§ **WORK REQUEST**:
Strip the pictures, then copy the remaining data exactly as it stands.
#####
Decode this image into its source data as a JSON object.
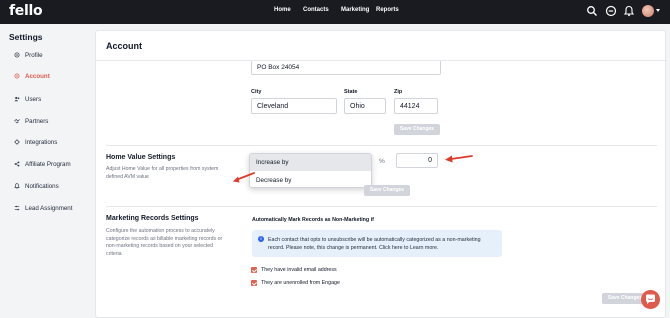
{
  "app": {
    "logo": "fello"
  },
  "topnav": {
    "links": [
      "Home",
      "Contacts",
      "Marketing",
      "Reports"
    ]
  },
  "sidebar": {
    "title": "Settings",
    "items": [
      {
        "label": "Profile",
        "icon": "gear-icon",
        "active": false
      },
      {
        "label": "Account",
        "icon": "gear-icon",
        "active": true
      },
      {
        "label": "Users",
        "icon": "users-icon",
        "active": false
      },
      {
        "label": "Partners",
        "icon": "handshake-icon",
        "active": false
      },
      {
        "label": "Integrations",
        "icon": "integrations-icon",
        "active": false
      },
      {
        "label": "Affiliate Program",
        "icon": "share-icon",
        "active": false
      },
      {
        "label": "Notifications",
        "icon": "bell-icon",
        "active": false
      },
      {
        "label": "Lead Assignment",
        "icon": "sliders-icon",
        "active": false
      }
    ]
  },
  "account": {
    "title": "Account",
    "address_line": "PO Box 24054",
    "city_label": "City",
    "city_value": "Cleveland",
    "state_label": "State",
    "state_value": "Ohio",
    "zip_label": "Zip",
    "zip_value": "44124",
    "save_label": "Save Changes"
  },
  "home_value": {
    "title": "Home Value Settings",
    "description": "Adjust Home Value for all properties from system defined AVM value",
    "options": [
      "Increase by",
      "Decrease by"
    ],
    "highlighted_option": "Increase by",
    "percent_symbol": "%",
    "percent_value": "0",
    "save_label": "Save Changes"
  },
  "marketing": {
    "title": "Marketing Records Settings",
    "description": "Configure the automation process to accurately categorize records as billable marketing records or non-marketing records based on your selected criteria",
    "heading": "Automatically Mark Records as Non-Marketing if",
    "info_icon": "info-icon",
    "info_text": "Each contact that opts to unsubscribe will be automatically categorized as a non-marketing record. Please note, this change is permanent. Click here to Learn more.",
    "checkboxes": [
      {
        "label": "They have invalid email address",
        "checked": true
      },
      {
        "label": "They are unenrolled from Engage",
        "checked": true
      }
    ],
    "save_label": "Save Changes"
  },
  "colors": {
    "accent": "#e05a4b",
    "topbar": "#1a1b20",
    "annotation_arrow": "#e03a2a",
    "info_bg": "#e6f0fa"
  }
}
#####
§ **ANSWER**:
Decode this image into its source data as a JSON object.
{
  "app": {
    "logo": "fello"
  },
  "topnav": {
    "links": [
      "Home",
      "Contacts",
      "Marketing",
      "Reports"
    ]
  },
  "sidebar": {
    "title": "Settings",
    "items": [
      {
        "label": "Profile",
        "icon": "gear-icon",
        "active": false
      },
      {
        "label": "Account",
        "icon": "gear-icon",
        "active": true
      },
      {
        "label": "Users",
        "icon": "users-icon",
        "active": false
      },
      {
        "label": "Partners",
        "icon": "handshake-icon",
        "active": false
      },
      {
        "label": "Integrations",
        "icon": "integrations-icon",
        "active": false
      },
      {
        "label": "Affiliate Program",
        "icon": "share-icon",
        "active": false
      },
      {
        "label": "Notifications",
        "icon": "bell-icon",
        "active": false
      },
      {
        "label": "Lead Assignment",
        "icon": "sliders-icon",
        "active": false
      }
    ]
  },
  "account": {
    "title": "Account",
    "address_line": "PO Box 24054",
    "city_label": "City",
    "city_value": "Cleveland",
    "state_label": "State",
    "state_value": "Ohio",
    "zip_label": "Zip",
    "zip_value": "44124",
    "save_label": "Save Changes"
  },
  "home_value": {
    "title": "Home Value Settings",
    "description": "Adjust Home Value for all properties from system defined AVM value",
    "options": [
      "Increase by",
      "Decrease by"
    ],
    "highlighted_option": "Increase by",
    "percent_symbol": "%",
    "percent_value": "0",
    "save_label": "Save Changes"
  },
  "marketing": {
    "title": "Marketing Records Settings",
    "description": "Configure the automation process to accurately categorize records as billable marketing records or non-marketing records based on your selected criteria",
    "heading": "Automatically Mark Records as Non-Marketing if",
    "info_icon": "info-icon",
    "info_text": "Each contact that opts to unsubscribe will be automatically categorized as a non-marketing record. Please note, this change is permanent. Click here to Learn more.",
    "checkboxes": [
      {
        "label": "They have invalid email address",
        "checked": true
      },
      {
        "label": "They are unenrolled from Engage",
        "checked": true
      }
    ],
    "save_label": "Save Changes"
  },
  "colors": {
    "accent": "#e05a4b",
    "topbar": "#1a1b20",
    "annotation_arrow": "#e03a2a",
    "info_bg": "#e6f0fa"
  }
}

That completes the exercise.